PROBLEM DESCRIPTION: Every line of the entries with the word "sparkles" in it should be shown.

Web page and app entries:
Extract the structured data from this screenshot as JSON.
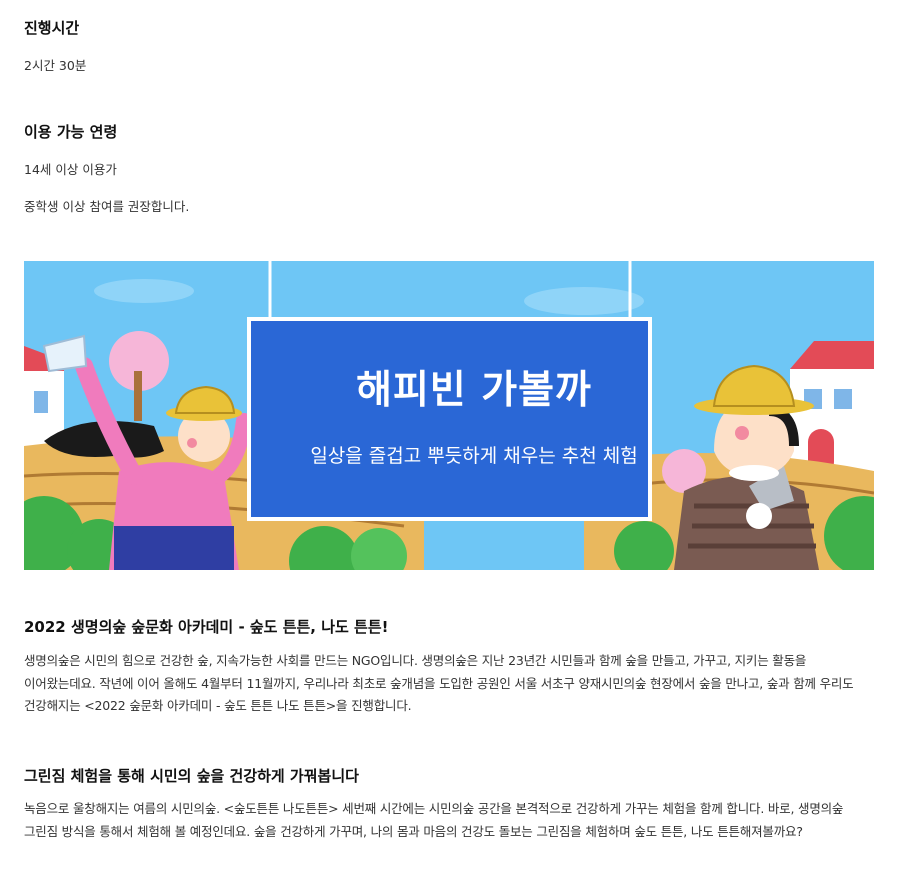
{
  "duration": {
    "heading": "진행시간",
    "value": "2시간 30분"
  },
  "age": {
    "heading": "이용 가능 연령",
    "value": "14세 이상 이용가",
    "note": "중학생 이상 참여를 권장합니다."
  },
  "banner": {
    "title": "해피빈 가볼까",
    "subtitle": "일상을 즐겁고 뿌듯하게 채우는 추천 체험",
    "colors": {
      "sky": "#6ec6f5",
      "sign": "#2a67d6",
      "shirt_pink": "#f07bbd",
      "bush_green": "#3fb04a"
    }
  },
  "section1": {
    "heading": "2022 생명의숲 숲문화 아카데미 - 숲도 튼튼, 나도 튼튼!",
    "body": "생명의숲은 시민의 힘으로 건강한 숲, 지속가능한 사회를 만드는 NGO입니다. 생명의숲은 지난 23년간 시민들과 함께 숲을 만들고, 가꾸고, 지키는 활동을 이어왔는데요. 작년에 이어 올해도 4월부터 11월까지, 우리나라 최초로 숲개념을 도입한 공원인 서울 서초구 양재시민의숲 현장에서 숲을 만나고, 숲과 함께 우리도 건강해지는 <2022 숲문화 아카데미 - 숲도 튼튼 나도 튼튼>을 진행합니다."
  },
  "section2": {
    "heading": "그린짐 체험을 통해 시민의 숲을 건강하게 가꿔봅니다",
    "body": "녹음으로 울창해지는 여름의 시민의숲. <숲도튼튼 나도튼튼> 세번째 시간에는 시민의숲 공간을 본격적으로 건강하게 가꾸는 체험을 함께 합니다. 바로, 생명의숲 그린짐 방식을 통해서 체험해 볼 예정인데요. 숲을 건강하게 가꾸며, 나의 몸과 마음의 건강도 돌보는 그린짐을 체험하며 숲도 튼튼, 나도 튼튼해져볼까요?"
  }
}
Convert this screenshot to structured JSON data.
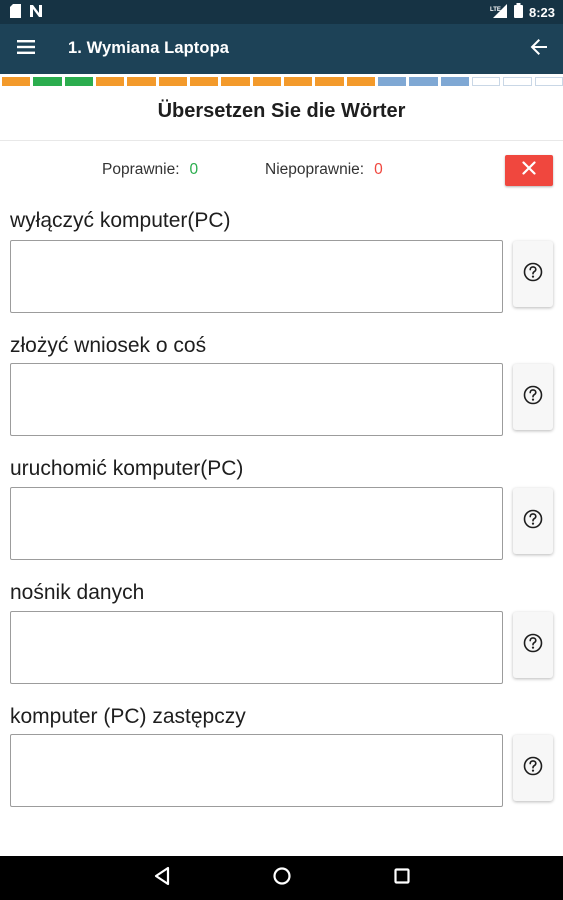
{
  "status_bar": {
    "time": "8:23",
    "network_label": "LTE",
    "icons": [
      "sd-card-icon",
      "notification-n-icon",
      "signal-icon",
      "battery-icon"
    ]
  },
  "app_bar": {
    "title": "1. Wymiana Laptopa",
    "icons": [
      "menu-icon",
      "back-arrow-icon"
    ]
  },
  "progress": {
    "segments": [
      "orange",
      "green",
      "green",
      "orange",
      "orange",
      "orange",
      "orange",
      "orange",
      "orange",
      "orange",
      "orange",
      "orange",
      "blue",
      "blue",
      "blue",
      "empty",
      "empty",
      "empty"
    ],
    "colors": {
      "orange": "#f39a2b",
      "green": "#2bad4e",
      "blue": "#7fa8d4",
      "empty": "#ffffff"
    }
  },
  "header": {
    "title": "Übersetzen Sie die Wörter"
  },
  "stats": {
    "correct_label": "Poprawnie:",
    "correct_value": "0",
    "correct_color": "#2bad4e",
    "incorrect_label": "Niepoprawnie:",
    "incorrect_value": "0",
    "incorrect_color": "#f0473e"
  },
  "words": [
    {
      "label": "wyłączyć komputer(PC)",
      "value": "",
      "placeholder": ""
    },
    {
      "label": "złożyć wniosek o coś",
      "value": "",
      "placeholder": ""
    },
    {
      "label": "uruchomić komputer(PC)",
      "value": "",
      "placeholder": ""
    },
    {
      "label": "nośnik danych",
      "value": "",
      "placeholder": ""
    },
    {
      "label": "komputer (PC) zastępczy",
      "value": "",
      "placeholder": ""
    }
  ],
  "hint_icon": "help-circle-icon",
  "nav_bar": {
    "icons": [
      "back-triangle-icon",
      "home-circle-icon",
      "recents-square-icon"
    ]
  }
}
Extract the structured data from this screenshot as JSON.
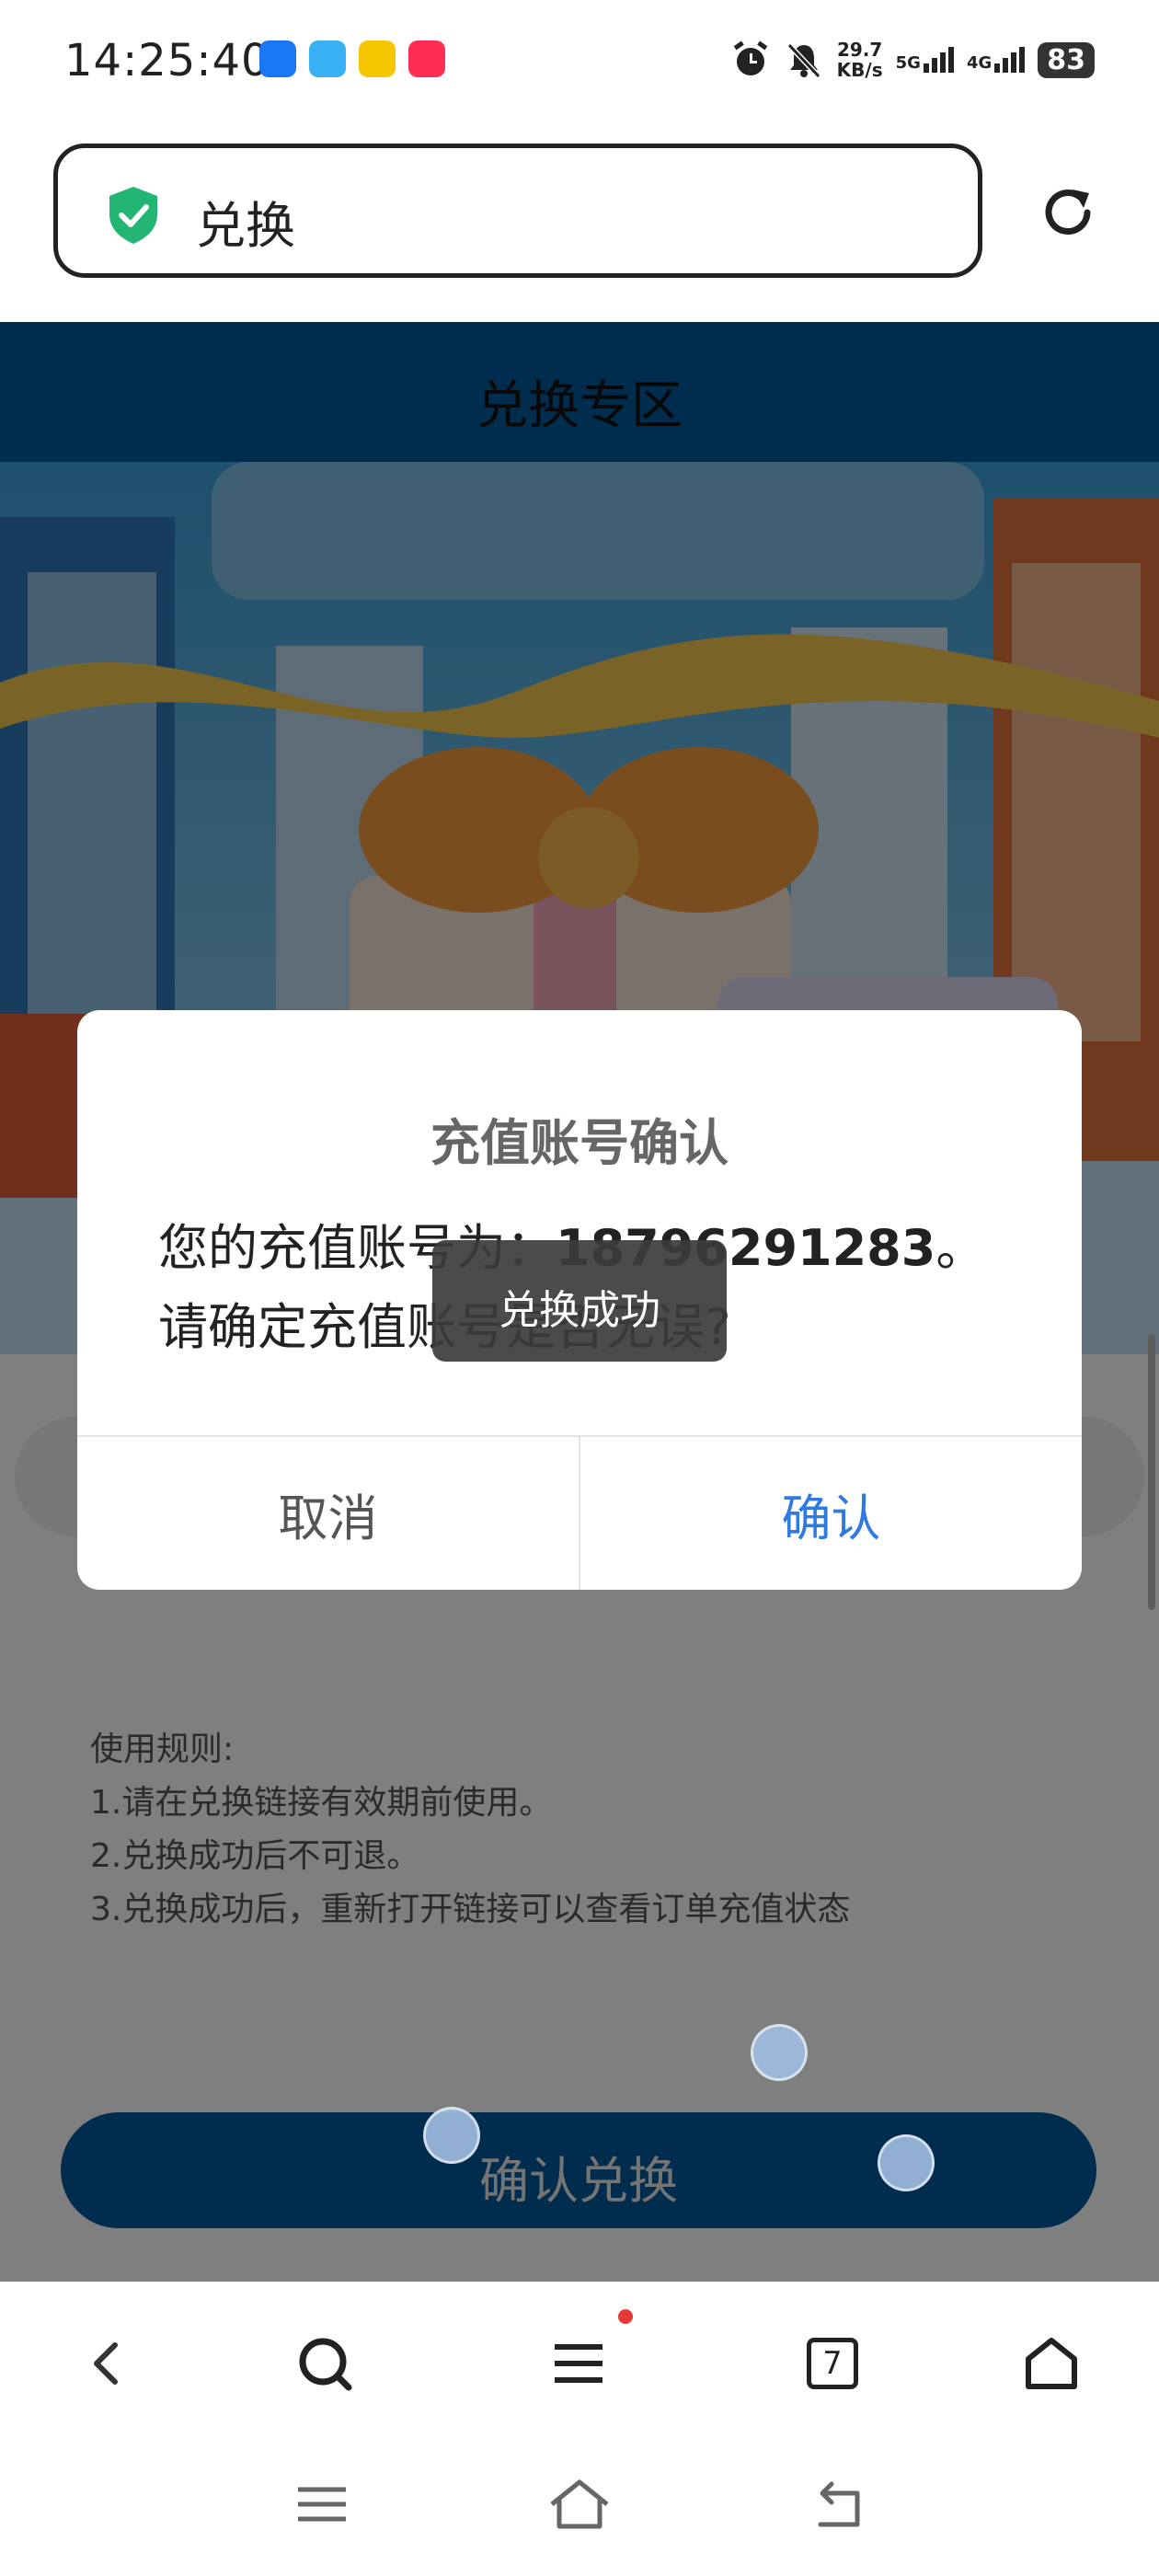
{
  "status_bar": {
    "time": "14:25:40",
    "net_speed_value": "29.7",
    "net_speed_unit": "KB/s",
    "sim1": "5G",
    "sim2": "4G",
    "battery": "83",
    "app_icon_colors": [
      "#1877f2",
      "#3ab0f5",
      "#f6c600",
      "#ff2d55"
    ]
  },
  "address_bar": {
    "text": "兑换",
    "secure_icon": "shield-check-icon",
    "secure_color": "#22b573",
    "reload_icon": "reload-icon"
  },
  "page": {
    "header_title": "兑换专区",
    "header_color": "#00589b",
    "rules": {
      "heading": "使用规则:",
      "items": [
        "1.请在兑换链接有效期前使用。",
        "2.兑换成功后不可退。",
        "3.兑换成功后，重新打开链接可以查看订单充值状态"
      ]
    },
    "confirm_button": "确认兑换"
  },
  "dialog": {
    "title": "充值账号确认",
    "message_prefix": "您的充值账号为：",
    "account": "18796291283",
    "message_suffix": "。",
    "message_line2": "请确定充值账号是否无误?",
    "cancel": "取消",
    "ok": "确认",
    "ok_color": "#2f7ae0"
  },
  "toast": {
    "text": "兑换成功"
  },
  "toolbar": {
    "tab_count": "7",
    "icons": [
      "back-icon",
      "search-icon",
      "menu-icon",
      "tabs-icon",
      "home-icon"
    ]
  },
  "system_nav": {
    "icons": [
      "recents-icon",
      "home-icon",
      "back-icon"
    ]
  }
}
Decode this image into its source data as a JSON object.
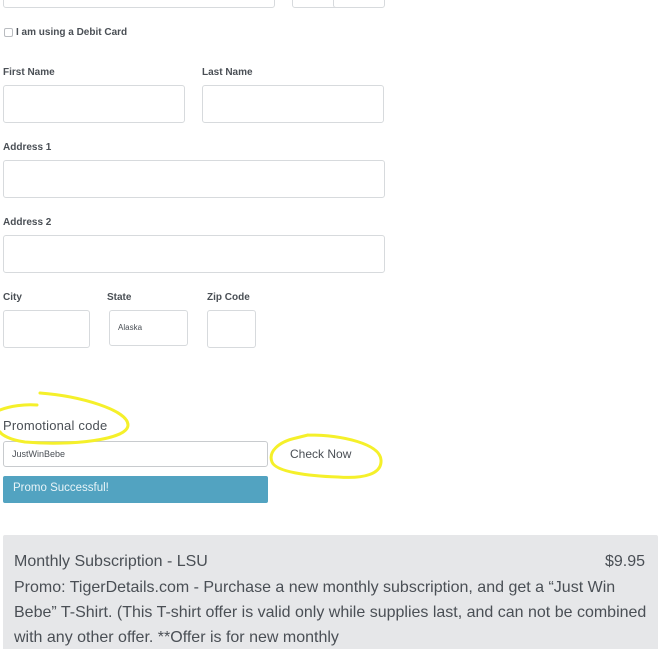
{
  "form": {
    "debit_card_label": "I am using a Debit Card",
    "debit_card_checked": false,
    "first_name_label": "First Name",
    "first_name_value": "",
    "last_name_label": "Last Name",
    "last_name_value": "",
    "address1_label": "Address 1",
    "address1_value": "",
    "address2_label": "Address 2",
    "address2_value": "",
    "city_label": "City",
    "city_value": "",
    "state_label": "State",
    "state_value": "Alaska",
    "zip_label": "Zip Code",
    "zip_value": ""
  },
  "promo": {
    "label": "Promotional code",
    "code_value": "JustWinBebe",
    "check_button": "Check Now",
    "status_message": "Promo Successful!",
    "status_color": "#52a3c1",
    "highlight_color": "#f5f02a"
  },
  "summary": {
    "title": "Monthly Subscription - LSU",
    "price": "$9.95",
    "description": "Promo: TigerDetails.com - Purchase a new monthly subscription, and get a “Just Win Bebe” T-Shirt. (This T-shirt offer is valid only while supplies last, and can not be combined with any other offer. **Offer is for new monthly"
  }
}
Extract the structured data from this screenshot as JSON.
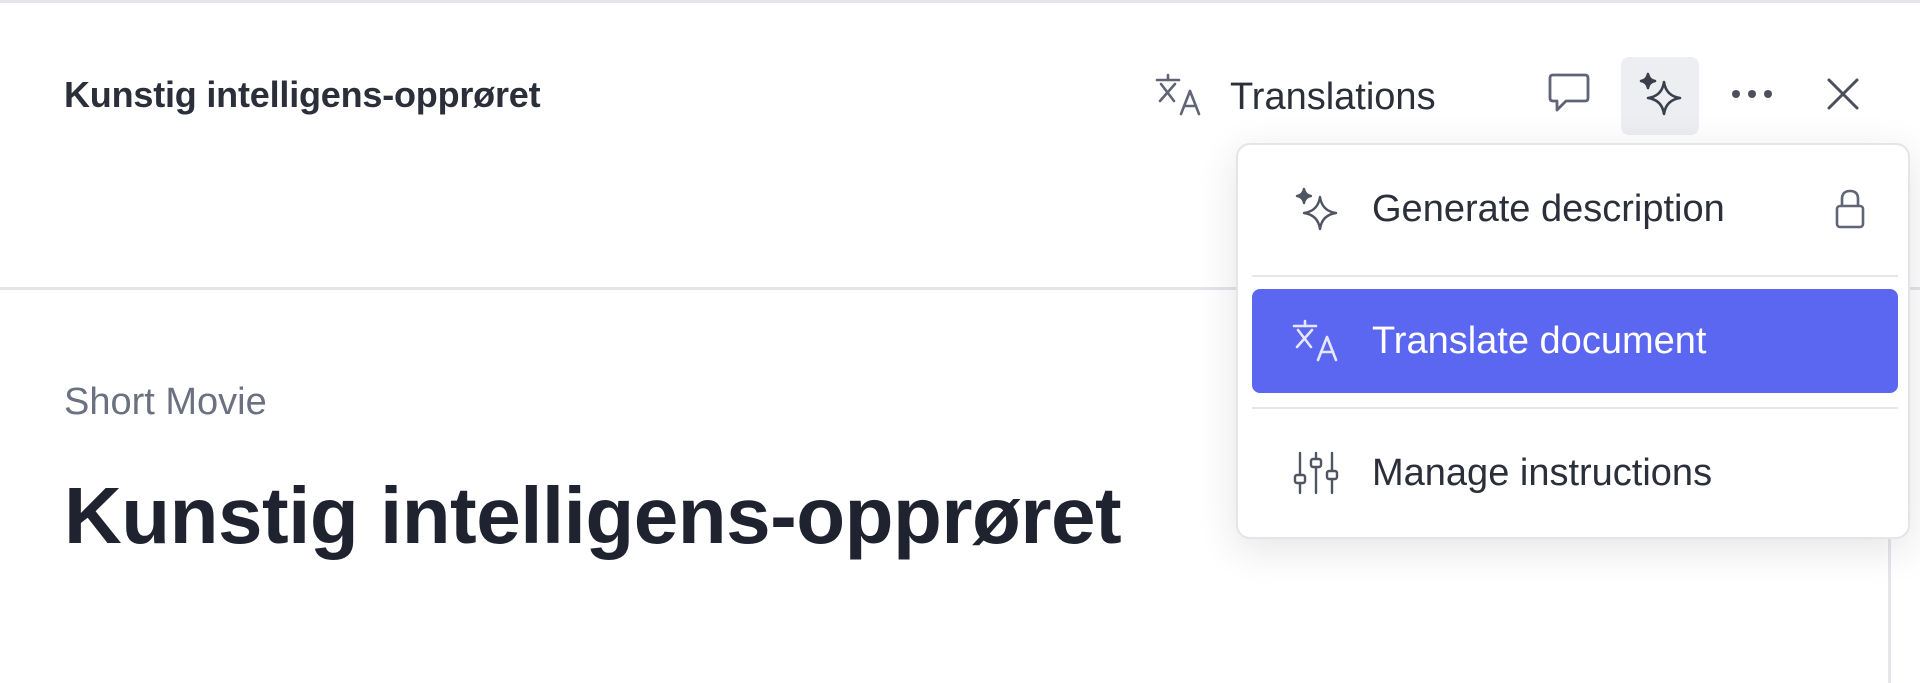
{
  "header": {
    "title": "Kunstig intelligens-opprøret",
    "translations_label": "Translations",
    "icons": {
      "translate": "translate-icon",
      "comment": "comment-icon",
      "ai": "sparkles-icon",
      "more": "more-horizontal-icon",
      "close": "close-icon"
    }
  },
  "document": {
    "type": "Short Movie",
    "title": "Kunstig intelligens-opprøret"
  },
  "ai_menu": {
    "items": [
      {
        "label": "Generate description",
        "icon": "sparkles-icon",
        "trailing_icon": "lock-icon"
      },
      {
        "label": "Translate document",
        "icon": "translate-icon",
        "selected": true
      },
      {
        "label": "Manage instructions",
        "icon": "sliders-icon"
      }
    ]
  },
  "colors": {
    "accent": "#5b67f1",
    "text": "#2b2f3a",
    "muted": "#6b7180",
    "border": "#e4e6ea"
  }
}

YOUR SOLUTION:
      "ai": "sparkles-icon",
        "icon": "sparkles-icon",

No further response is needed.